■ The problem ■
Work out how many lines below contain "this", then write only that number.

*** Exercise data Section Begins ***

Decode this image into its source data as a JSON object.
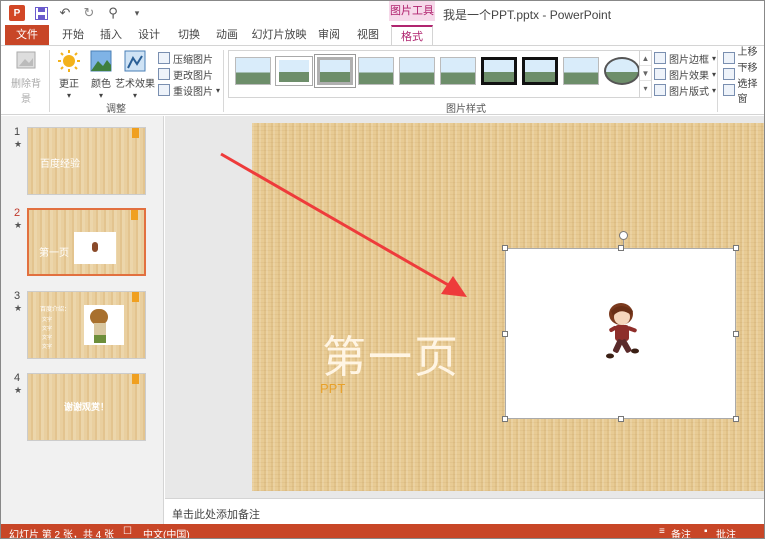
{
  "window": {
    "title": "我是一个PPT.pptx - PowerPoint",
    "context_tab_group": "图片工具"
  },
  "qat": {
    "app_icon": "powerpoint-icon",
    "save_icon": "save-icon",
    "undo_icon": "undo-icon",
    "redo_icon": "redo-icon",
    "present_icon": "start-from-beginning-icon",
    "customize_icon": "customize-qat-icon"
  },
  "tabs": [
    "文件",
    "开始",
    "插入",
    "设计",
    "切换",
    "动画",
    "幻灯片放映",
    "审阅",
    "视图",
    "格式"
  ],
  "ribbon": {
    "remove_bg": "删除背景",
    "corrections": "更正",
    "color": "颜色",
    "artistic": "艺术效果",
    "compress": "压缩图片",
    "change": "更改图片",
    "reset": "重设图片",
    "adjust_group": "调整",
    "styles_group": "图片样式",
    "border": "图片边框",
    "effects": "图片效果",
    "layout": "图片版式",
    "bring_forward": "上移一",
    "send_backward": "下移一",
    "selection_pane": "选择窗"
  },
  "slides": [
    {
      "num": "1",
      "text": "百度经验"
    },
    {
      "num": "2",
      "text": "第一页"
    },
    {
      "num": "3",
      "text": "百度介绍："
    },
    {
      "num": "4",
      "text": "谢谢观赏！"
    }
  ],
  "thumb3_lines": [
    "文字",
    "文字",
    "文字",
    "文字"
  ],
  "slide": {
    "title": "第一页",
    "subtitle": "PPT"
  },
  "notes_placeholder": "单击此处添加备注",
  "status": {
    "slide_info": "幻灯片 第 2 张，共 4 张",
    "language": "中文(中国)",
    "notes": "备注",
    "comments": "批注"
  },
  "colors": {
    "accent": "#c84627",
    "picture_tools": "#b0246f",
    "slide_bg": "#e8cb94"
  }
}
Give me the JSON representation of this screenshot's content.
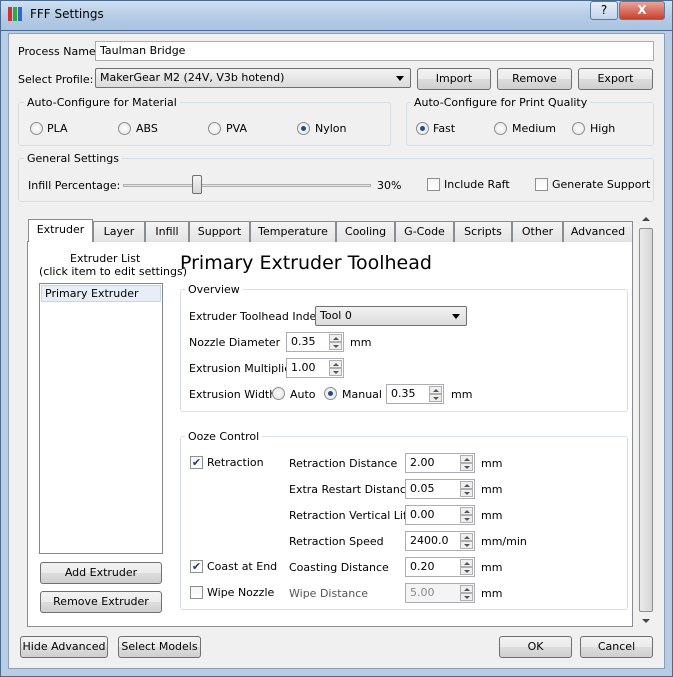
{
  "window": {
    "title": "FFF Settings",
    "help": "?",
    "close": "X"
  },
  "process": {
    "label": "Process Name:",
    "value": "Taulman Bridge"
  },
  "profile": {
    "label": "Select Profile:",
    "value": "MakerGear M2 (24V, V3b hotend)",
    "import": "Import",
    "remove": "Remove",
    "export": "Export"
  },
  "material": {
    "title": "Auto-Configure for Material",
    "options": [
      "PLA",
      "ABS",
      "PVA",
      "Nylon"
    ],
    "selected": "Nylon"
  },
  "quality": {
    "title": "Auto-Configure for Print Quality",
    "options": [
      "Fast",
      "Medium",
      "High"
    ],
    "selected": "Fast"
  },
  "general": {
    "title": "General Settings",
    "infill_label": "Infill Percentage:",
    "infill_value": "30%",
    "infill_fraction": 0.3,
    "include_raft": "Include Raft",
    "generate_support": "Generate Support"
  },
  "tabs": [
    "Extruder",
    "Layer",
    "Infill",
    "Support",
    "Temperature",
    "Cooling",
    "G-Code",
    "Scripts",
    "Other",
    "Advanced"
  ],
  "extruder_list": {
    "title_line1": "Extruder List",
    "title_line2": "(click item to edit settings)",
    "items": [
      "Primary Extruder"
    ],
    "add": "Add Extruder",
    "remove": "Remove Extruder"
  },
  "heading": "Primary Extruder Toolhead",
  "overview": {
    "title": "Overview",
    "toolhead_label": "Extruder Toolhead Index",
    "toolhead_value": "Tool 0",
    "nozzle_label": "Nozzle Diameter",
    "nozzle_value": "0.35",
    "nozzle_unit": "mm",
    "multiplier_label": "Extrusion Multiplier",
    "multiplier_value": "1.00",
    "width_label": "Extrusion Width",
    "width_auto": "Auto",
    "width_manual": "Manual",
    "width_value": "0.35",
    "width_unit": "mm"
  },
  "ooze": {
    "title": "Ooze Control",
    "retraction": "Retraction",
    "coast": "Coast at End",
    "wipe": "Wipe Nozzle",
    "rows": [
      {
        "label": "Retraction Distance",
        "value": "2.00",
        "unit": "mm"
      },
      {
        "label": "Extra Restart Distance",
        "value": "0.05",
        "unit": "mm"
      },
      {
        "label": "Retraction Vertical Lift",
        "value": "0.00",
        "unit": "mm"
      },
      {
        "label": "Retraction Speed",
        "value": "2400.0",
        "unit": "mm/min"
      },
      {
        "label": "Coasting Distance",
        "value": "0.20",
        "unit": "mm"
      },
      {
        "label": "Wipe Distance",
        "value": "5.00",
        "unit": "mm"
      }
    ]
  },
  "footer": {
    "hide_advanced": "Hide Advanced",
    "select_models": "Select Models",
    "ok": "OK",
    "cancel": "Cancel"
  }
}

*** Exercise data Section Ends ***
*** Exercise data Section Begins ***

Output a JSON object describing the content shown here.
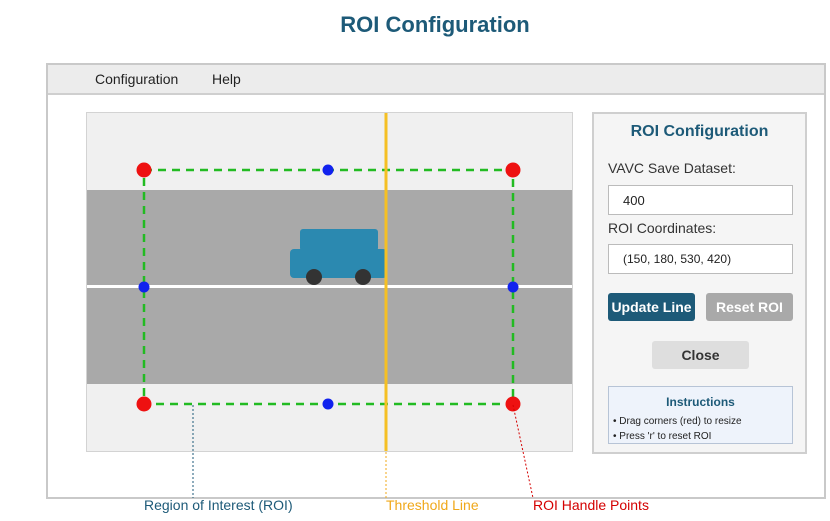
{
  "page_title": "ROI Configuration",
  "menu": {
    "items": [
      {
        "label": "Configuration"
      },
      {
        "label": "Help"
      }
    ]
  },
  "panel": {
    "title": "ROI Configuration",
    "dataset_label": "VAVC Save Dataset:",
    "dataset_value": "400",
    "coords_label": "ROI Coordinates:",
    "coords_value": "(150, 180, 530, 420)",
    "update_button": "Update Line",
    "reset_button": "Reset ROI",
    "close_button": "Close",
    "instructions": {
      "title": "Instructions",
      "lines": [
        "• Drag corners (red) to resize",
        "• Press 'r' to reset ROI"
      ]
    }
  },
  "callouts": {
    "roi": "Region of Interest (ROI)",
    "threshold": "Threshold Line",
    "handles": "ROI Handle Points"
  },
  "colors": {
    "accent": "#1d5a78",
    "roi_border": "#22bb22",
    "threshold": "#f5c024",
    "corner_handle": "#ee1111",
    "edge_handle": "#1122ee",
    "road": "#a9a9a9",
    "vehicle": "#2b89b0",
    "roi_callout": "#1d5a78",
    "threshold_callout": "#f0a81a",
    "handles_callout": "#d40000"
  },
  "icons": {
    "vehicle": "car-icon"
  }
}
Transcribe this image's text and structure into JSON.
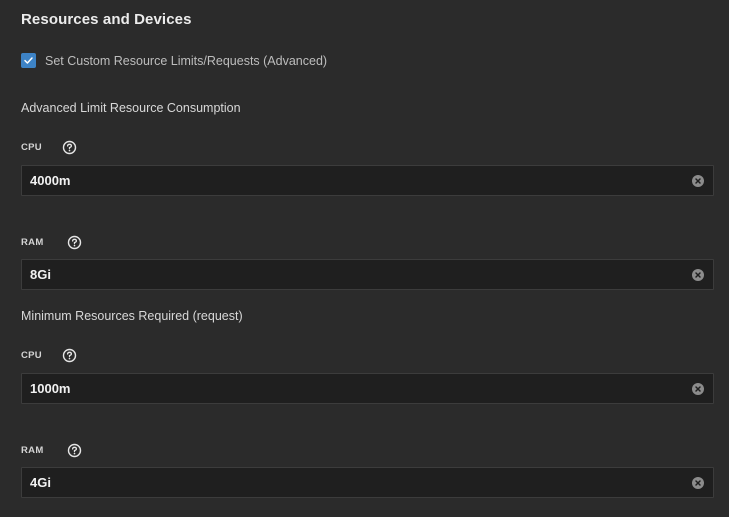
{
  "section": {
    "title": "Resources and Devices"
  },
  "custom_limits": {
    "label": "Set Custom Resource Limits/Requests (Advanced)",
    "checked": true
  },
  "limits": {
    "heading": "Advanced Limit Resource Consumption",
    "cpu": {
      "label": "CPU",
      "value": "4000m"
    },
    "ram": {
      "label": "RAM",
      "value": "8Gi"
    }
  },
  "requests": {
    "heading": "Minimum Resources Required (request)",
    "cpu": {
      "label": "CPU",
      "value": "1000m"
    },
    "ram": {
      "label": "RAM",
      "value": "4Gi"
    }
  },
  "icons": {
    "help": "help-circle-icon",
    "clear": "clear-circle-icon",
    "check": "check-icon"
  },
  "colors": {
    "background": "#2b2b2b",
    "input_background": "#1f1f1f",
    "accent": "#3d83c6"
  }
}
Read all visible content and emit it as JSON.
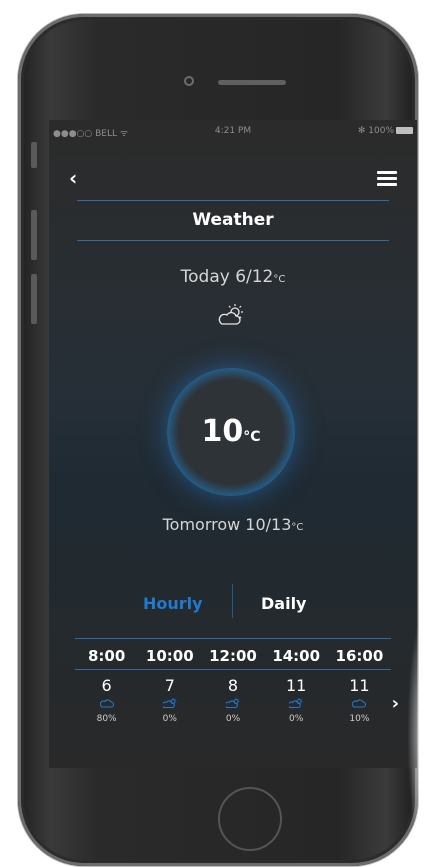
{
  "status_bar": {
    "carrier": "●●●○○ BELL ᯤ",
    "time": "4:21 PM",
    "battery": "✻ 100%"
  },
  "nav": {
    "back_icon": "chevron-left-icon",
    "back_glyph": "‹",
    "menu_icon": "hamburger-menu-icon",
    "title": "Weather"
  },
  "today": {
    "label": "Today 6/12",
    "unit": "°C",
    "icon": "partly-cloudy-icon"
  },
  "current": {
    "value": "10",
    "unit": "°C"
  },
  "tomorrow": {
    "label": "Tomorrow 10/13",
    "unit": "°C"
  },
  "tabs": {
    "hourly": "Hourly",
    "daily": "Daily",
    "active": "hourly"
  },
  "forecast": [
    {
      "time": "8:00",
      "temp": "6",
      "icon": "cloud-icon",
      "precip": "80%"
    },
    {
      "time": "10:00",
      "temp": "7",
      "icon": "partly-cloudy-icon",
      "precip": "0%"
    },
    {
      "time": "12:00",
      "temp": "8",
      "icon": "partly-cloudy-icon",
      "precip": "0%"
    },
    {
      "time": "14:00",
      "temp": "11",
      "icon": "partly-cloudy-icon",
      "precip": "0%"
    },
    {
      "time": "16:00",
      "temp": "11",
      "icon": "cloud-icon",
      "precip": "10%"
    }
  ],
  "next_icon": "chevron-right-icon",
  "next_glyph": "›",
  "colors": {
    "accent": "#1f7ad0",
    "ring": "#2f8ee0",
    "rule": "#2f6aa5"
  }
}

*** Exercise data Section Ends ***

■ Exercise solution ■
3